UPDATE My son may have changed my mind about this. He has clearly thought about it a good deal. In the comments
I don’t care so much about the issue – it affects me not in the least. But I care about logic, and there is plenty of faulty reasoning going on about the issue.
The athletes for the two major sports, football and men’s basketball at big schools get given much of value. Twenty-year-olds don’t always understand much about value, however. They are given excellent room and board. The recent stories of basketball players complaining they didn’t have enough for meals in college reveals that they sold meal tickets because they wanted the cash. They are offered plenty of food. They receive excellent medical care. Because their health is one of the main things the school is interested in, the school makes sure they get MRIs and other diagnostic tests, proper medication, diagnoses and treatment even for injuries and conditions they did not acquire on the playing fields. You have to be quite wealthy to get better medical care. I fully admit that their risks are higher. Nonetheless, it’s very good care.
They have a built in social life, plus a significant leg up in status on campus. Not that everyone loves athletes, but plenty do admire them and want to be with them. They also have a network to draw on for future jobs, if they choose to use it. There are plenty of alums who like to know people on the team and are glad to invite them places. They have businesses and know others who do too. These aren’t a guarantee, but they are an advantage.
I haven’t even mentioned the education yet, have I? That’s actually more of a mixed bag. Not all these athletes can benefit much from it. They get some benefit from acquiring credits or even a degree even if they are clueless, but most of that is temporary. People will find out soon enough they were carried through. Still, they are likely to pick up something, and demonstrating that you can at least show up regularly has value to employers. But some sportswriters overvalue the education given. Yes, it was a great gift to you, who could not have afforded it otherwise, but not everyone can avail themselves of it.
Value isn’t enough for some of the athletes. There is one creditable reason for this and one immature one. The good reason is that it feels strange and unfair for them to live in comfort while their families back home are still poor. They may get great medical care, but it’s their younger sister who needs it more. It must feel strange to eat well when you know that Mom and the siblings are not.
The bad reason is that what they really want is spending money, to show off, to live large. That’s not unusual in a 20-year-old, but it doesn’t mean we have to regard it as a legitimate complaint.
The next set of problems is a false belief of how much they are going to make. The athletes and their advocates claim that the school makes money off their image, which they should be entitled to some of. No, that’s pretty generic. If you weren’t there in the team picture someone else would be, Jason. It’s the school who makes you money, if you end up going pro. They gave you the launching pad. At the beginning of last season, Zion Williamson was one of 3-4 players viewed as about equal. Had all of them gone directly to the pros, he would not have been as big a deal nor commanded as much money and a shoe contract. Getting the chance to show he was better at Duke got him drafted #1. Autographs? Please. How many other than Zion could have sold autographs last year? The same goes for shirts, balls, wristbands. There isn’t the market for college players they think there is.
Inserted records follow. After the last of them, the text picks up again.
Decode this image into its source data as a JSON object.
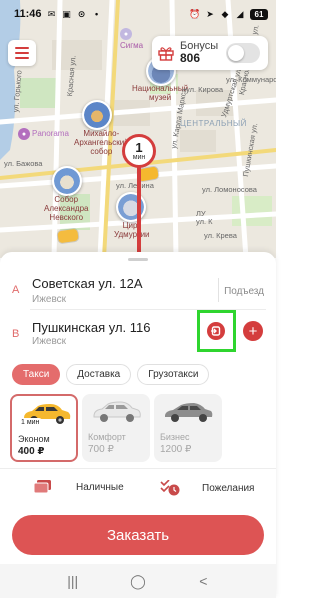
{
  "status_bar": {
    "time": "11:46",
    "battery": "61"
  },
  "map": {
    "labels": {
      "sigma": "Сигма",
      "museum": "Национальный\nмузей",
      "central": "ЦЕНТРАЛЬНЫЙ",
      "mikhailo": "Михайло-\nАрхангельский\nсобор",
      "alexander": "Собор\nАлександра\nНевского",
      "circus": "Цирк\nУдмуртии",
      "panorama": "Panorama",
      "lenina": "ул. Ленина",
      "kirova": "ул. Кирова",
      "udmurt": "Удмуртская ул.",
      "karla": "ул. Карла Маркса",
      "krasnaya": "Красная ул.",
      "kommunar": "ул. Коммунаров",
      "pushkin_st": "Пушкинская ул.",
      "krasnogeroy": "Красногеройская ул.",
      "gorkogo": "ул. Горького",
      "lomonosova": "ул. Ломоносова",
      "crossing": "ЛУ\nул. К",
      "bazhova": "ул. Бажова",
      "kreva": "ул. Крева"
    },
    "eta": {
      "value": "1",
      "unit": "мин"
    },
    "bonus": {
      "title": "Бонусы",
      "value": "806"
    }
  },
  "route": {
    "point_a": {
      "letter": "A",
      "address": "Советская ул. 12А",
      "city": "Ижевск",
      "action": "Подъезд"
    },
    "point_b": {
      "letter": "B",
      "address": "Пушкинская ул. 116",
      "city": "Ижевск",
      "add": "+"
    }
  },
  "service_tabs": [
    {
      "label": "Такси",
      "active": true
    },
    {
      "label": "Доставка",
      "active": false
    },
    {
      "label": "Грузотакси",
      "active": false
    }
  ],
  "tariffs": [
    {
      "eta": "1 мин",
      "name": "Эконом",
      "price": "400 ₽",
      "selected": true
    },
    {
      "name": "Комфорт",
      "price": "700 ₽",
      "selected": false
    },
    {
      "name": "Бизнес",
      "price": "1200 ₽",
      "selected": false
    }
  ],
  "payment": {
    "method": "Наличные",
    "wishes": "Пожелания"
  },
  "order_button": "Заказать",
  "colors": {
    "accent": "#dd5454",
    "highlight": "#2fd52f",
    "map_bg": "#ece8df"
  },
  "icons": {
    "menu": "hamburger-icon",
    "gift": "gift-icon",
    "route": "route-icon",
    "cash": "cash-icon",
    "wishes": "wishes-icon"
  }
}
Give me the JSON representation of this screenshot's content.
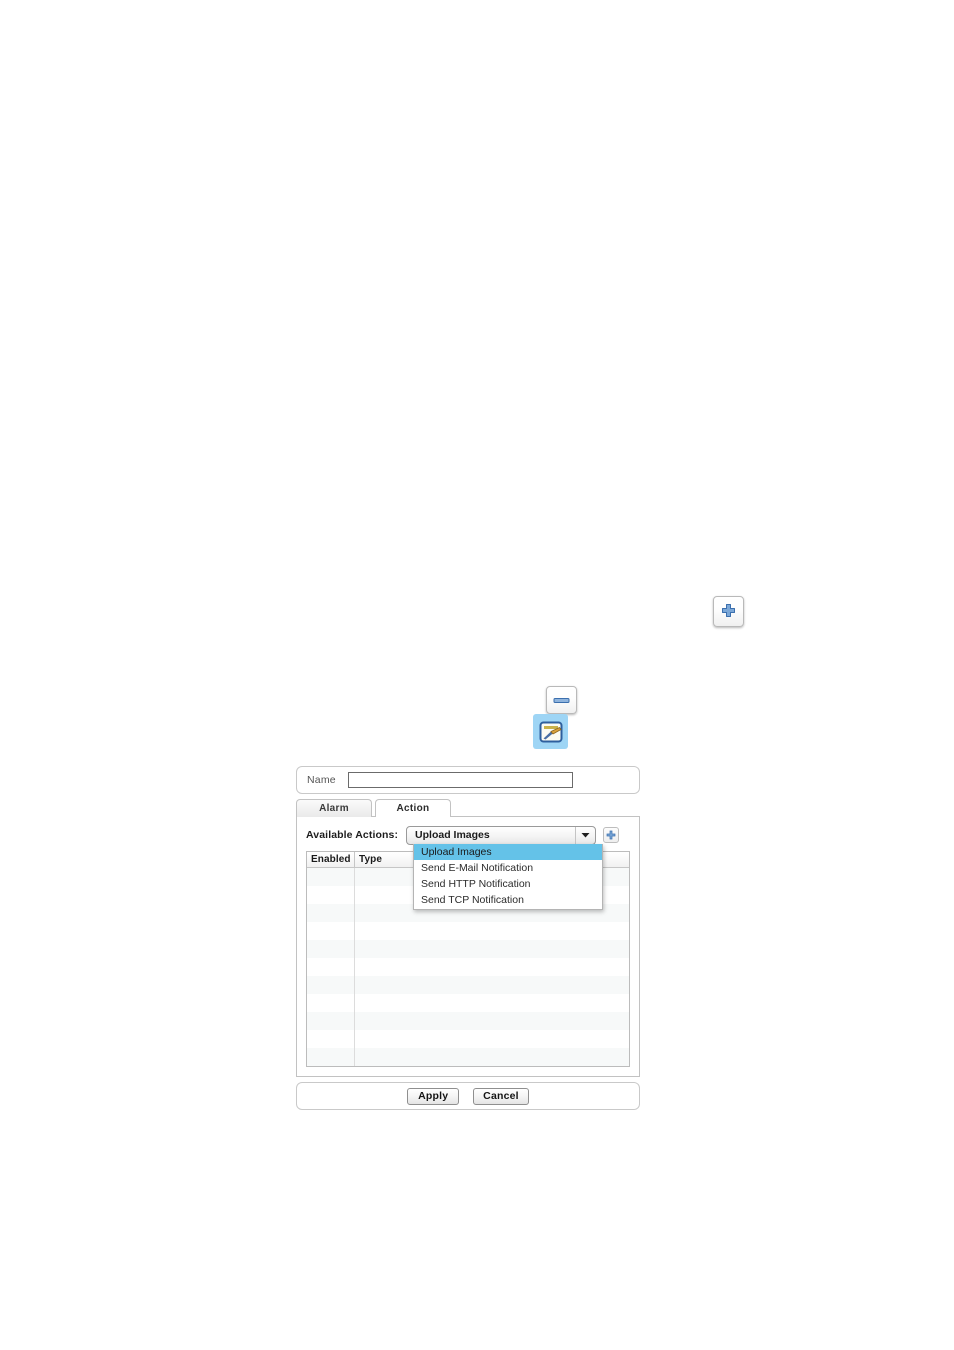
{
  "toolbar_icons": {
    "add_label": "add-icon",
    "remove_label": "remove-icon",
    "edit_label": "edit-icon"
  },
  "dialog": {
    "name_field": {
      "label": "Name",
      "value": "",
      "placeholder": ""
    },
    "tabs": [
      {
        "label": "Alarm",
        "active": false
      },
      {
        "label": "Action",
        "active": true
      }
    ],
    "available_actions": {
      "label": "Available Actions:",
      "selected": "Upload Images",
      "options": [
        "Upload Images",
        "Send E-Mail Notification",
        "Send HTTP Notification",
        "Send TCP Notification"
      ],
      "dropdown_open": true,
      "highlight_color": "#64c2e8",
      "add_button_label": "add-action-icon"
    },
    "table": {
      "columns": [
        "Enabled",
        "Type"
      ],
      "rows": [],
      "empty_row_count": 11
    },
    "footer": {
      "apply_label": "Apply",
      "cancel_label": "Cancel"
    }
  }
}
The feeling that the athletes should be paid comes from something else. Because some other people make money, and they are involved in the process, people feel some money should flow to the athlete. It just feels more fair. But as above, it isn’t the athlete who is bringing most of the value to the equation, it’s the school. It’s what’s on the front of the shirt, not the back. Yes, it does help when a smaller school gets a star or a collection of semi-stars and gets into the national spotlight for a year or two. In those situations, the athlete is providing some value added. But not much. That can only happen on a foundation of already-existing value.
The best college players are already convinced that their real peer group is the pros, who make a lot of money. Yet that is only half-true. Only half of them are going to succeed and make a lot of money in the pros. Their college teammates, having come that close to glory, believe they are just one tick less worthy than that, and hence worth a lot of money as well. As I have said before about sports, no one of them has any intrinsic value. Make the basketball a little bigger, make the strike zone a little lower, make the football field a little smaller – or change a few rules in any sport – and different players will succeed. Tennis is arbitrary. Being almost as good but not having any entertainment or teaching value is worth no money at all.
I understand that it feels bad. Football players show up to school early, put in a lot of effort, injure themselves, work hard, and it feels like they should be compensated for that. They are, just not in spending money.